Addressing Doctor Shortage in Montana is Aim of Tester’s Bipartisan Bills

Legislation Will Build Pipeline from Medical Schools to Rural Areas

(U.S. Senate)—To address the growing doctor shortage in Montana, U.S. Senator Jon Tester introduced multiple bipartisan bills to bring more medical professionals to rural areas.

One of the greatest indicators of where a doctor will practice is the location of their residency. Tester’s bills, the Rural Physician Workforce Production Act and the Training the Next Generation of Primary Care Doctors Act, will eliminate red tape to allow rural hospitals to strengthen partnerships with medical schools and bolster the use of the successful Teaching Health Center Graduate Medical Education Program to increase the number of residents serving Montana.

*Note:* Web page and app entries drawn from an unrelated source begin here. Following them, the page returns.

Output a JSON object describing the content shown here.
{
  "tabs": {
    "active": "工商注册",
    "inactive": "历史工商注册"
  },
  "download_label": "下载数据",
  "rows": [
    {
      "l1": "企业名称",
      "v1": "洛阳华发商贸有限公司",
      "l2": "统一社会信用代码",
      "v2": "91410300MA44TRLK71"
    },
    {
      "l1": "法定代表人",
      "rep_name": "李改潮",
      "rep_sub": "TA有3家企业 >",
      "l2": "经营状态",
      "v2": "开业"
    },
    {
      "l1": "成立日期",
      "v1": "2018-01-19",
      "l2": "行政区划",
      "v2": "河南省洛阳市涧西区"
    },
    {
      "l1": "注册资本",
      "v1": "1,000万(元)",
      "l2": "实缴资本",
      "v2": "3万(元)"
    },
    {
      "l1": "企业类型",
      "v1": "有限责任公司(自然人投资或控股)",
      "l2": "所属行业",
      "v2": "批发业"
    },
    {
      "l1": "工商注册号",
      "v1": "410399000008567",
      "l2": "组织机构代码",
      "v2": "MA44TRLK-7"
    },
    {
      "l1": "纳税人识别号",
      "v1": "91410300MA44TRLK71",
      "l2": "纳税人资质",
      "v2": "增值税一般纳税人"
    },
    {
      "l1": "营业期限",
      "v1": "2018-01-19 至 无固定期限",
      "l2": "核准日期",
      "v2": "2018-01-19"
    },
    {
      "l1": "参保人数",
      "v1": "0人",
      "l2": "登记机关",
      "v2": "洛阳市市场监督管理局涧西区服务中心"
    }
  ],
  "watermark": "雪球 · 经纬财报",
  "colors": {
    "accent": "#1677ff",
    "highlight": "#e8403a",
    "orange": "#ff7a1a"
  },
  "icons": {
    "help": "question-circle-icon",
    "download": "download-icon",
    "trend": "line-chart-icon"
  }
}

“The doctor shortage in rural America threatens the future of frontier communities in Montana,” Tester said. “If we want more doctors to practice in rural areas, we need to train them in rural areas—and these bills will help build a stronger pipeline of medical residents from universities to our rural hospitals.”

Tester’s Rural Physician Workforce Production Act lifts the current caps on Medicare reimbursement payments to rural hospitals that cover the cost of taking on residents. This change will eliminate the serious disadvantage that rural hospitals face when recruiting residents. The bill also allows Medicare to reimburse urban hospitals that send residents to train at rural health care facilities during a resident rotation, and it establishes a per resident payment initiative to ensure rural hospitals have the resources to bring on additional residents.

Tester’s Training the Next Generation of Primary Care Doctors Act reauthorizes the Teaching Health Centers Graduate Medical Education Program and provides $647.5 million over five years to support residency programs in rural areas like Montana. The bill will also provide an additional $60 million to help existing Teacher Health Centers to expand primary care, dental, and psychiatric services and meet the growing need for care.

There are dozens of Critical Access Hospitals that serve rural communities across Montana.

In his message to Montanans at the start of the 116th Congress, Tester vowed to work with both parties to strengthen rural hospitals and clinics and to lower the cost of health care.

Tester’s Rural Physician Workforce Production Act is cosponsored by Senators Cory Gardner (R-Colo.) and Cindy Hyde-Smith (R-Miss.), and his Training the Next Generation of Primary Care Doctors Act is cosponsored by Senators Susan Collins (R-Maine), Shelly Moore Capito (R-W.Va.), Doug Jones (D-Ala.), John Boozman (R-Ark.), Joe Manchin (D-W.Va.), and Kamala Harris (D-Calif.).